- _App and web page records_
*-*-*
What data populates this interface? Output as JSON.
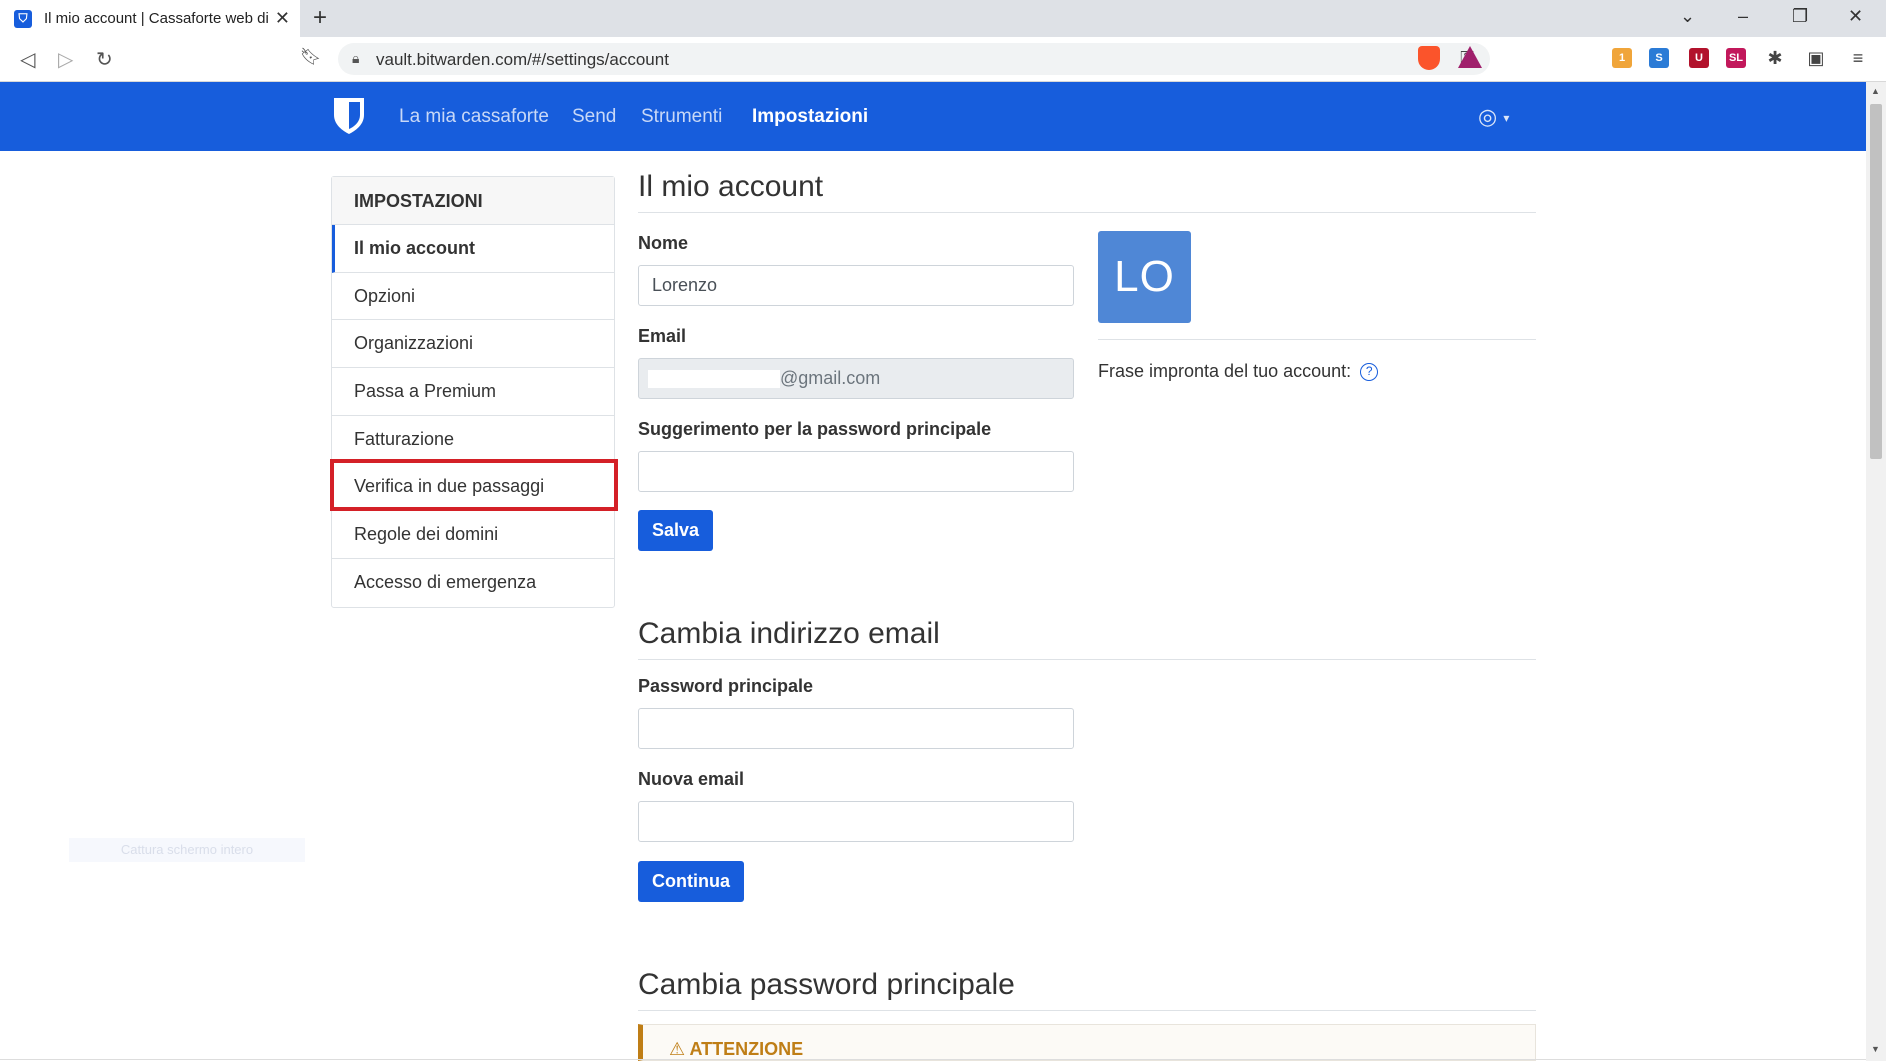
{
  "browser": {
    "tab_title": "Il mio account | Cassaforte web di",
    "tab_close": "✕",
    "new_tab": "+",
    "url": "vault.bitwarden.com/#/settings/account",
    "favicon": "bitwarden-shield-icon"
  },
  "header": {
    "nav": [
      "La mia cassaforte",
      "Send",
      "Strumenti",
      "Impostazioni"
    ],
    "active_nav": "Impostazioni",
    "brand_color": "#175ddc"
  },
  "sidebar": {
    "heading": "IMPOSTAZIONI",
    "items": [
      {
        "label": "Il mio account"
      },
      {
        "label": "Opzioni"
      },
      {
        "label": "Organizzazioni"
      },
      {
        "label": "Passa a Premium"
      },
      {
        "label": "Fatturazione"
      },
      {
        "label": "Verifica in due passaggi"
      },
      {
        "label": "Regole dei domini"
      },
      {
        "label": "Accesso di emergenza"
      }
    ],
    "active_item": "Il mio account",
    "highlighted_item": "Verifica in due passaggi",
    "highlight_color": "#d42027"
  },
  "account": {
    "title": "Il mio account",
    "name_label": "Nome",
    "name_value": "Lorenzo",
    "email_label": "Email",
    "email_value": "@gmail.com",
    "hint_label": "Suggerimento per la password principale",
    "hint_value": "",
    "save_label": "Salva",
    "avatar_initials": "LO",
    "avatar_color": "#4f87d6",
    "fingerprint_label": "Frase impronta del tuo account:"
  },
  "change_email": {
    "title": "Cambia indirizzo email",
    "password_label": "Password principale",
    "new_email_label": "Nuova email",
    "continue_label": "Continua"
  },
  "change_password": {
    "title": "Cambia password principale",
    "warning_title": "ATTENZIONE",
    "warning_color": "#bf7e16"
  },
  "ghost": {
    "text": "Cattura schermo intero"
  }
}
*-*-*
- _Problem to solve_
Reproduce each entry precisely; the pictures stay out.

- _Response area_
What data populates this interface? Output as JSON.
{
  "browser": {
    "tab_title": "Il mio account | Cassaforte web di",
    "tab_close": "✕",
    "new_tab": "+",
    "url": "vault.bitwarden.com/#/settings/account",
    "favicon": "bitwarden-shield-icon"
  },
  "header": {
    "nav": [
      "La mia cassaforte",
      "Send",
      "Strumenti",
      "Impostazioni"
    ],
    "active_nav": "Impostazioni",
    "brand_color": "#175ddc"
  },
  "sidebar": {
    "heading": "IMPOSTAZIONI",
    "items": [
      {
        "label": "Il mio account"
      },
      {
        "label": "Opzioni"
      },
      {
        "label": "Organizzazioni"
      },
      {
        "label": "Passa a Premium"
      },
      {
        "label": "Fatturazione"
      },
      {
        "label": "Verifica in due passaggi"
      },
      {
        "label": "Regole dei domini"
      },
      {
        "label": "Accesso di emergenza"
      }
    ],
    "active_item": "Il mio account",
    "highlighted_item": "Verifica in due passaggi",
    "highlight_color": "#d42027"
  },
  "account": {
    "title": "Il mio account",
    "name_label": "Nome",
    "name_value": "Lorenzo",
    "email_label": "Email",
    "email_value": "@gmail.com",
    "hint_label": "Suggerimento per la password principale",
    "hint_value": "",
    "save_label": "Salva",
    "avatar_initials": "LO",
    "avatar_color": "#4f87d6",
    "fingerprint_label": "Frase impronta del tuo account:"
  },
  "change_email": {
    "title": "Cambia indirizzo email",
    "password_label": "Password principale",
    "new_email_label": "Nuova email",
    "continue_label": "Continua"
  },
  "change_password": {
    "title": "Cambia password principale",
    "warning_title": "ATTENZIONE",
    "warning_color": "#bf7e16"
  },
  "ghost": {
    "text": "Cattura schermo intero"
  }
}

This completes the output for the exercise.